In multiple cases, the social media companies have worked with US law enforcement to track and dismantle political influence campaigns targeting US voters which have been attributed to foreign states, most notably Iran and Russia.
Tehran and Moscow have repeatedly denied the allegations.
The takedowns announced on Thursday covered networks with a global reach far beyond the US election. The operations targeted Internet users in at least 16 other countries ranging from Azerbaijan to Nigeria and Japan, Facebook and Twitter said.
Twitter said the five networks it had suspended were separately linked to groups with ties to the governments of Iran, Saudi Arabia, Cuba, Thailand and Russia.
"Our goal with these disclosures is to continue to build public understanding around the ways in which state actors try to abuse and undermine open democratic conversation," the company said in a statement.
Facebook said it had found 10 networks, some of which it had previously identified publicly. The networks were predominantly tied to political groups who targeted domestic audiences, it said, including the Myanmar military and the youth wing of Azerbaijan's ruling party.
"Deceptive campaigns like these raise particularly complex issues by blurring the line of a healthy public debate and manipulation," said Nathaniel Gleicher, Facebook's head of cybersecurity policy.

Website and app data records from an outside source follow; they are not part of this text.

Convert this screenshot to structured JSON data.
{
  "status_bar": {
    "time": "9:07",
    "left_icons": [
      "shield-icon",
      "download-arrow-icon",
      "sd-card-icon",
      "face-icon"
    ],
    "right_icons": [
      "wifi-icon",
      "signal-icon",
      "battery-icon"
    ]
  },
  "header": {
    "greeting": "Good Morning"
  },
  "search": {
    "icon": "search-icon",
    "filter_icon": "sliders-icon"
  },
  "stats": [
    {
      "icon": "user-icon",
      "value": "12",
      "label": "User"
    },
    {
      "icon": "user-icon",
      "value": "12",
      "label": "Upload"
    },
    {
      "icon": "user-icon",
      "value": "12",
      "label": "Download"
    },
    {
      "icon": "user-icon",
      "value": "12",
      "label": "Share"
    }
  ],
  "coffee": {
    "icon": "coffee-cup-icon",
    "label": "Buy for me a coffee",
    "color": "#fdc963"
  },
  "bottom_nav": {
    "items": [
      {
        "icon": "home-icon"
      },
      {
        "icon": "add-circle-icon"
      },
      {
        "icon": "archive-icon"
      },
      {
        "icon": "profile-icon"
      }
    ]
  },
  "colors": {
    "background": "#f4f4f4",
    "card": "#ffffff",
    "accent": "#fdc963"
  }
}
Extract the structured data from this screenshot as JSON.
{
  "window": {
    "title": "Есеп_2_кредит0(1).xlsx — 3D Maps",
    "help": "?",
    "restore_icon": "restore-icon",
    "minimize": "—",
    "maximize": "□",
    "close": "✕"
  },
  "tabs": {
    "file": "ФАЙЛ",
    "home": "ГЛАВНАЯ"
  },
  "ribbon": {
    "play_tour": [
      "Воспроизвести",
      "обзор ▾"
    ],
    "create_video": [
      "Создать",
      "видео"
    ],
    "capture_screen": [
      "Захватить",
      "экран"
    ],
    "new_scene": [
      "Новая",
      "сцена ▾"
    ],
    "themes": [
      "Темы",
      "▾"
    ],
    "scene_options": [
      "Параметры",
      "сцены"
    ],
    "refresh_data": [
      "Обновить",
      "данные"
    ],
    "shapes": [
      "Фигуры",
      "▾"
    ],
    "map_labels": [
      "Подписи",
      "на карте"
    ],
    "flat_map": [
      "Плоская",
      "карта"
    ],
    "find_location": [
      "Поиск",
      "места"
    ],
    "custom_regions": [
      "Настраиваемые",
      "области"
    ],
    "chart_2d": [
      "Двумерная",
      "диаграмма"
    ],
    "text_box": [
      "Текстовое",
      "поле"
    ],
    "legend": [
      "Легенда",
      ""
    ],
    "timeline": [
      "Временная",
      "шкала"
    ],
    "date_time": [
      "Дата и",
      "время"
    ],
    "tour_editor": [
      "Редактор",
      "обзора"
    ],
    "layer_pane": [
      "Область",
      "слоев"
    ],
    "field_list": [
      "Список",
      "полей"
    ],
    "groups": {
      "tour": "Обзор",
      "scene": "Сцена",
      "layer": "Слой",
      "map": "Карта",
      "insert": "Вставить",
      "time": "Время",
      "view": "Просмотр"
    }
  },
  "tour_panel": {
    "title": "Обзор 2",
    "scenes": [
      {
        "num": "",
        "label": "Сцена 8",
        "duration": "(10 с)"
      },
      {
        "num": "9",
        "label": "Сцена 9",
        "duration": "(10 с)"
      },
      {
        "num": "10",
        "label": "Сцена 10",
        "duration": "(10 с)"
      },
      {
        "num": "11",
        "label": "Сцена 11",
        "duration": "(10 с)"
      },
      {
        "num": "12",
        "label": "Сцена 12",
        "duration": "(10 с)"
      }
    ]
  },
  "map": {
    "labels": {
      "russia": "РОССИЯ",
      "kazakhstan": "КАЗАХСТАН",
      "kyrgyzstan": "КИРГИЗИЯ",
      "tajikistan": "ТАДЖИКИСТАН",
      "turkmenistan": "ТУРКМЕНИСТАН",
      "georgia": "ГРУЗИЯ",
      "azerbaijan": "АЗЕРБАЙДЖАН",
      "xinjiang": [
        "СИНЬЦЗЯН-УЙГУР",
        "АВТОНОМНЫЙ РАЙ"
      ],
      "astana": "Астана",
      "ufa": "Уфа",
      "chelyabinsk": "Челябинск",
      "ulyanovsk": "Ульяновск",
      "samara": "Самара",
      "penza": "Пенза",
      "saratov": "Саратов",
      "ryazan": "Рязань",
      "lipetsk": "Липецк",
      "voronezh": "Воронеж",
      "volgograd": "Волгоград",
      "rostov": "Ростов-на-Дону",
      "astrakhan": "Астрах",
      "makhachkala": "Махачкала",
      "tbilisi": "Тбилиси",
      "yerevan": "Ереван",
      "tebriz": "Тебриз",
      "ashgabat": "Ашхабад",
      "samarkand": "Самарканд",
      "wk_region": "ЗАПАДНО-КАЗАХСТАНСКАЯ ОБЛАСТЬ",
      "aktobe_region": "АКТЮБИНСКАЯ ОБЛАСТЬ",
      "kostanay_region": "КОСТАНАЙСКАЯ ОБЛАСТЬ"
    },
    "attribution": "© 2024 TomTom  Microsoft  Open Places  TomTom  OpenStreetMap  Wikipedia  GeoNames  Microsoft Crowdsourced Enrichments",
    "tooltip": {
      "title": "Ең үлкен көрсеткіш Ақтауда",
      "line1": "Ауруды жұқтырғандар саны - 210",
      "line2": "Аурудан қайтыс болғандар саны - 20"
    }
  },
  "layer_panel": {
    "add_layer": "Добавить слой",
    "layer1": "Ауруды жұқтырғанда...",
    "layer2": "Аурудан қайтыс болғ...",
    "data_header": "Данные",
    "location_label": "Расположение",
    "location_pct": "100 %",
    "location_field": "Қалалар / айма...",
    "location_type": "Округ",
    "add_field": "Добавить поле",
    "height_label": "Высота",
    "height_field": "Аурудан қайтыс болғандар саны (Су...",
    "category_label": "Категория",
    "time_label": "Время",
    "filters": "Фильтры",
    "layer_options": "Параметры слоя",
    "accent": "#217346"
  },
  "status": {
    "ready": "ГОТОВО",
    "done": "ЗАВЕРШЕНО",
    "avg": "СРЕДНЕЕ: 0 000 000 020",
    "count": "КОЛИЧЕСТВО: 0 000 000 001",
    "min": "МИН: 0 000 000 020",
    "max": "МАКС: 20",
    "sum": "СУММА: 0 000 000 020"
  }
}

Facebook also banned a US marketing firm named Rally Forge, which it said had worked with conservative activism organization Turning Point USA and a self-proclaimed environmental body called Inclusive Conservation Group.
Accounts controlled by Rally Forge attempted to influence public conversations around news events by flooding the comments section of news articles from prominent outlets, Facebook said.
The Washington Post has reported that Turning Point USA was responsible for a "spam-like" political messaging campaign, which pumped out 4,500 tweets containing identical content. At the time, Twitter suspended 20 accounts and Facebook said it would investigate the activity.
Turning Point said the allegations related to a separate entity. "The mistake has been flagged with Facebook's communication team," it said in a statement.
Messages left with Rally Forge and its Phoenix area-based president, Jake Hoffman, were not immediately returned. Reuters was unable to reach representatives for Inclusive Conservation Group.